> _What you will do_:
Which lines of the data below hold "tags"? Copy each of them.

(Items from an interface collection)
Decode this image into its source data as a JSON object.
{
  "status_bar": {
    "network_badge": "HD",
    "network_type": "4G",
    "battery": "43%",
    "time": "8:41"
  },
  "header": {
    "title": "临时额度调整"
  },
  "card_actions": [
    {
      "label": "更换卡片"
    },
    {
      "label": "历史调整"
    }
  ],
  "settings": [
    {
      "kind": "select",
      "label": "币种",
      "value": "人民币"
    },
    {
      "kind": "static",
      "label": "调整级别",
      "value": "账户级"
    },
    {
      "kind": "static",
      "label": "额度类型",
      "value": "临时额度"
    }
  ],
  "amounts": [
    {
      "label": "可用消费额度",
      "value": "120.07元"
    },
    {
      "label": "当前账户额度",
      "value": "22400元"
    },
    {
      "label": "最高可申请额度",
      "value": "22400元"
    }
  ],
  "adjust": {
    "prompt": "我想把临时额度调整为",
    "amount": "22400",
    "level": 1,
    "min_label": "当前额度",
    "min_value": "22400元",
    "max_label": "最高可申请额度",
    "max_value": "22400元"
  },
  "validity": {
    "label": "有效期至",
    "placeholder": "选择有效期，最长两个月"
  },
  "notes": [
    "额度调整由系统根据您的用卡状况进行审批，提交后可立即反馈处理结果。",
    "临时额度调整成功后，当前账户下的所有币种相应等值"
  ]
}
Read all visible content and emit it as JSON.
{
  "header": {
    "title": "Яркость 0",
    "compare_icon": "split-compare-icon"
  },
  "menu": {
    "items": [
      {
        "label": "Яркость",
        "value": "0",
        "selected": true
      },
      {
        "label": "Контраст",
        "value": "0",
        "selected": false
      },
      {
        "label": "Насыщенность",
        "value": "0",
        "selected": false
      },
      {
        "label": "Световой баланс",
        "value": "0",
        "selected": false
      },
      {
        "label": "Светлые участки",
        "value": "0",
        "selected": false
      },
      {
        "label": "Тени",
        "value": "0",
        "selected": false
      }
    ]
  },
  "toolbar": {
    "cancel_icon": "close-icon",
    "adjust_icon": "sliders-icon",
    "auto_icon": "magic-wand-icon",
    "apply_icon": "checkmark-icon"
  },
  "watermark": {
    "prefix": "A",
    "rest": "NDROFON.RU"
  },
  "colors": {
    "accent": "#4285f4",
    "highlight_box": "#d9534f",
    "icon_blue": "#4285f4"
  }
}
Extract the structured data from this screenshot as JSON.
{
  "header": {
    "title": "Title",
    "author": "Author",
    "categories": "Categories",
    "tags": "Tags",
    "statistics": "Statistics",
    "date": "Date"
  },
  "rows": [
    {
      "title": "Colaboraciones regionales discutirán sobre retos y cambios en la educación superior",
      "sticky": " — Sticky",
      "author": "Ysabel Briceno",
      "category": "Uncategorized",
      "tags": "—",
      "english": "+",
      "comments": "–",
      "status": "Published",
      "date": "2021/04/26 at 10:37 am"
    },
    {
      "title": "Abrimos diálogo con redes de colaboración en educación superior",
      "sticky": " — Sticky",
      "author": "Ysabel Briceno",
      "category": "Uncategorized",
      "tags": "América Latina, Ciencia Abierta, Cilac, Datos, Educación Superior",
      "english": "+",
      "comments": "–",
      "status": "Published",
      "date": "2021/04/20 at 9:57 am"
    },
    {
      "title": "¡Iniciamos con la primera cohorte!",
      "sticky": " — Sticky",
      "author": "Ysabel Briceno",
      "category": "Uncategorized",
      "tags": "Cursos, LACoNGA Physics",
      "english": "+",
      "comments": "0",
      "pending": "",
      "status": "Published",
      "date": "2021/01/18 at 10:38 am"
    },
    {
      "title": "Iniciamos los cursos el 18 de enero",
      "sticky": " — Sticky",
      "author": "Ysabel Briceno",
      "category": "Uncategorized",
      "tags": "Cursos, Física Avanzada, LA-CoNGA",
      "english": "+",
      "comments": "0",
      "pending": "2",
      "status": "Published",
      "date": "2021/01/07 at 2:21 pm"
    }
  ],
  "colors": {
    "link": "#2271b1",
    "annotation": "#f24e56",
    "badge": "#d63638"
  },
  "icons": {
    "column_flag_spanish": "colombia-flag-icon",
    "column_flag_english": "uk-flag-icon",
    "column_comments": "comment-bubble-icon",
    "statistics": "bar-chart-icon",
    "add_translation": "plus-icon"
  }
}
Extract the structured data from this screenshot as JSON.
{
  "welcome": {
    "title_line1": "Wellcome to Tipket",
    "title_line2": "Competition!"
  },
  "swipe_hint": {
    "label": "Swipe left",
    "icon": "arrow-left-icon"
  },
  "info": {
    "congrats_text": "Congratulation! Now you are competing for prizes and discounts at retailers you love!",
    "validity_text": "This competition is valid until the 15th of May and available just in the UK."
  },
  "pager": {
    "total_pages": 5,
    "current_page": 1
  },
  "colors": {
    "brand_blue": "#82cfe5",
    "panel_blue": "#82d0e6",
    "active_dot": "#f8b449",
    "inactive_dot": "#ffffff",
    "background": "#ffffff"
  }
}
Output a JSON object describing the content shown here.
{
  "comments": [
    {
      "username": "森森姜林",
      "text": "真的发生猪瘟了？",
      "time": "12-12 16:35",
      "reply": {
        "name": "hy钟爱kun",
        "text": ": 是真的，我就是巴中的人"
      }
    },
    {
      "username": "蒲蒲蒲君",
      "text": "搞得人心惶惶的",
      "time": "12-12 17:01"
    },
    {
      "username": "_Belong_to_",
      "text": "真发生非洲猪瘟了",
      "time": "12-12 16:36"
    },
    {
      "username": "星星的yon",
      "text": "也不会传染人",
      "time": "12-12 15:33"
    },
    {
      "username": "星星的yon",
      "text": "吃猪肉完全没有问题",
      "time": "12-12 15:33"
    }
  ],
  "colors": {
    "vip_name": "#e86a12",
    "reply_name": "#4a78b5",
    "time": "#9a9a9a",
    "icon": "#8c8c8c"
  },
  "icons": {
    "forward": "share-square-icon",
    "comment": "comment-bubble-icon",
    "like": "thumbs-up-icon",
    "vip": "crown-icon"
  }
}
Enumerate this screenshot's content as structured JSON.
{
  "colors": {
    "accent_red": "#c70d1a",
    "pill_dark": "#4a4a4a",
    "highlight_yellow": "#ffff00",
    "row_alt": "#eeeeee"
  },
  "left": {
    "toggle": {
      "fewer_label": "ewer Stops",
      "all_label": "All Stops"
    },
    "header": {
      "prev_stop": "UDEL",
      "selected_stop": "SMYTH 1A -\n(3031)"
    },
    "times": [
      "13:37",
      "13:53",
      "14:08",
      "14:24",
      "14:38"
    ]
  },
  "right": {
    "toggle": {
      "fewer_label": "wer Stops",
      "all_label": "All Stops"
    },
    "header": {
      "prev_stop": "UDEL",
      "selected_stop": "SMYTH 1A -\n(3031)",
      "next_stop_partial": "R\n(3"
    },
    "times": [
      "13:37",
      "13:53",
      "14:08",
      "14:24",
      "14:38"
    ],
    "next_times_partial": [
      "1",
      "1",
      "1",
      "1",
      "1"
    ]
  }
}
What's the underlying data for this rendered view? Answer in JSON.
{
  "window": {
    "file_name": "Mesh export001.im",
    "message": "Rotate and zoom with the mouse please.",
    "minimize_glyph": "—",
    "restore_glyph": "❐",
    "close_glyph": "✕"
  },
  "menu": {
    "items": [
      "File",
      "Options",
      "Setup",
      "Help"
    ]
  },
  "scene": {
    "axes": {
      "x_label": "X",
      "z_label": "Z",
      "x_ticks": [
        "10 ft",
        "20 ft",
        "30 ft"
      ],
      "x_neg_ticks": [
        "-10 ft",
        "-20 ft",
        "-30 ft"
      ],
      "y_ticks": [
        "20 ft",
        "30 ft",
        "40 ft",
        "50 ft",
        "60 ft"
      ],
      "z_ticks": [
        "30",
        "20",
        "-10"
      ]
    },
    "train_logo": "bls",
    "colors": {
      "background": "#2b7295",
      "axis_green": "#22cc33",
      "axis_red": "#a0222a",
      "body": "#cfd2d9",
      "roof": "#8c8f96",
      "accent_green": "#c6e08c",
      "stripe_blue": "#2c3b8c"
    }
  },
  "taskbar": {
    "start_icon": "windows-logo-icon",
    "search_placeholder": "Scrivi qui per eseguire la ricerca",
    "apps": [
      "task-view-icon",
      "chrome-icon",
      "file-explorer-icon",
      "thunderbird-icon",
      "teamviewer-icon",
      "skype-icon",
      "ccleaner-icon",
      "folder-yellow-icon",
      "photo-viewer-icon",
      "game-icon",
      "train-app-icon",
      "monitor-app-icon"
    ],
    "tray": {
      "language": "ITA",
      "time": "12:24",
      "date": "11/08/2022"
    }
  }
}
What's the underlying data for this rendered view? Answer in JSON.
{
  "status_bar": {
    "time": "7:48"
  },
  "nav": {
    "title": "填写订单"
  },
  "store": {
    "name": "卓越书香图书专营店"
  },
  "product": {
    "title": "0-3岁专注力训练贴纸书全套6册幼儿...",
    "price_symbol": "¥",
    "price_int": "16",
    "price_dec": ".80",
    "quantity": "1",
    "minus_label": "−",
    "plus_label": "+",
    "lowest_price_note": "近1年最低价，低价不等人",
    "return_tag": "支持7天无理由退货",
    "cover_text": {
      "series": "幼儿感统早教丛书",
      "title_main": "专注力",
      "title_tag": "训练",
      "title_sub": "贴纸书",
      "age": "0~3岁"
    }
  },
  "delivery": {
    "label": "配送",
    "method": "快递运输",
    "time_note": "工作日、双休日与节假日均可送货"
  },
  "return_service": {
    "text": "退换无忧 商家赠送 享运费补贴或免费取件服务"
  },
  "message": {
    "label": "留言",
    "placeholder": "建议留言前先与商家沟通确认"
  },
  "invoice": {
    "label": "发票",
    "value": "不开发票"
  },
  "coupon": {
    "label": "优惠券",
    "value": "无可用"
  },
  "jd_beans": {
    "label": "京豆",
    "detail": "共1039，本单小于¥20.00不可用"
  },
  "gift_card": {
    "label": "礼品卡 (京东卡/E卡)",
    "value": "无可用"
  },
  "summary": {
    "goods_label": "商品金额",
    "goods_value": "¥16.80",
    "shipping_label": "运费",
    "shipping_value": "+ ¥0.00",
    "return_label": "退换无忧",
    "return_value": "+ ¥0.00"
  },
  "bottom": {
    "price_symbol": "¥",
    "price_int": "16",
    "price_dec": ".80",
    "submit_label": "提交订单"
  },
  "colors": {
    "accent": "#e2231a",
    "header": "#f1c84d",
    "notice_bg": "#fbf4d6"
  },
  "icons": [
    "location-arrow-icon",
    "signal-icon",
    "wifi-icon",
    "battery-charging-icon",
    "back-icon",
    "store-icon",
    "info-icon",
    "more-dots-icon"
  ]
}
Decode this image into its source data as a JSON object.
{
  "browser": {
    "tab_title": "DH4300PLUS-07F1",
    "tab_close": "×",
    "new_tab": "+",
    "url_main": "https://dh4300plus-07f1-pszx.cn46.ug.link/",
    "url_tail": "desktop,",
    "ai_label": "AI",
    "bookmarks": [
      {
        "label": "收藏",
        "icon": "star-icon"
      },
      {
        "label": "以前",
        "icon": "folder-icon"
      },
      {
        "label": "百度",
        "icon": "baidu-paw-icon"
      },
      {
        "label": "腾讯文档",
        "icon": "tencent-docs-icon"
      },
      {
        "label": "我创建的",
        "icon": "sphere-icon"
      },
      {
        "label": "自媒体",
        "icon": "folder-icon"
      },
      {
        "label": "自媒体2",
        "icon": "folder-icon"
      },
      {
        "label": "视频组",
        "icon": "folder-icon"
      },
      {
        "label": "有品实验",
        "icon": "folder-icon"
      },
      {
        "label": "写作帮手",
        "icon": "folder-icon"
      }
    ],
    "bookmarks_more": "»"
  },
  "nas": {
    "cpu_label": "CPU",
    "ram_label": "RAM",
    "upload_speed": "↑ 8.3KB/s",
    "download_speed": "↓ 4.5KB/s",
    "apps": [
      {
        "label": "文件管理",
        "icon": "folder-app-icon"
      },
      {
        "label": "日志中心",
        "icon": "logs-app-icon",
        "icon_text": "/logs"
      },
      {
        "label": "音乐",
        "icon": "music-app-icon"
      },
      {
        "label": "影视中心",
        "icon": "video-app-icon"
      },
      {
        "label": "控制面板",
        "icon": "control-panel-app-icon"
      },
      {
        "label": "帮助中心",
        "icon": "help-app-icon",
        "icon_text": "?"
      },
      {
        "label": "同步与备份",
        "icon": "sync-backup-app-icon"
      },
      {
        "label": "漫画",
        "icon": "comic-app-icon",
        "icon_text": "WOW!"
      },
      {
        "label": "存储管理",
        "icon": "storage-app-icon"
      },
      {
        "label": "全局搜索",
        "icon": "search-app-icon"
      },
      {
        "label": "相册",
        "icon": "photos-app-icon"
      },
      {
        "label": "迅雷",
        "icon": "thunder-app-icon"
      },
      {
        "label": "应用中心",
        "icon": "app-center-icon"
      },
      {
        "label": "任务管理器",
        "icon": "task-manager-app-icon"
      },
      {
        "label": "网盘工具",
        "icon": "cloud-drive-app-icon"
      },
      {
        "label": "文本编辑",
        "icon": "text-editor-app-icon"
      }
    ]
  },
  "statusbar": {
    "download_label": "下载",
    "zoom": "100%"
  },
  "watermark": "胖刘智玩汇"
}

> _Exercise result_:
    "tags": "Tags",
      "tags": "—",
      "tags": "América Latina, Ciencia Abierta, Cilac, Datos, Educación Superior",
      "tags": "Cursos, LACoNGA Physics",
      "tags": "Cursos, Física Avanzada, LA-CoNGA",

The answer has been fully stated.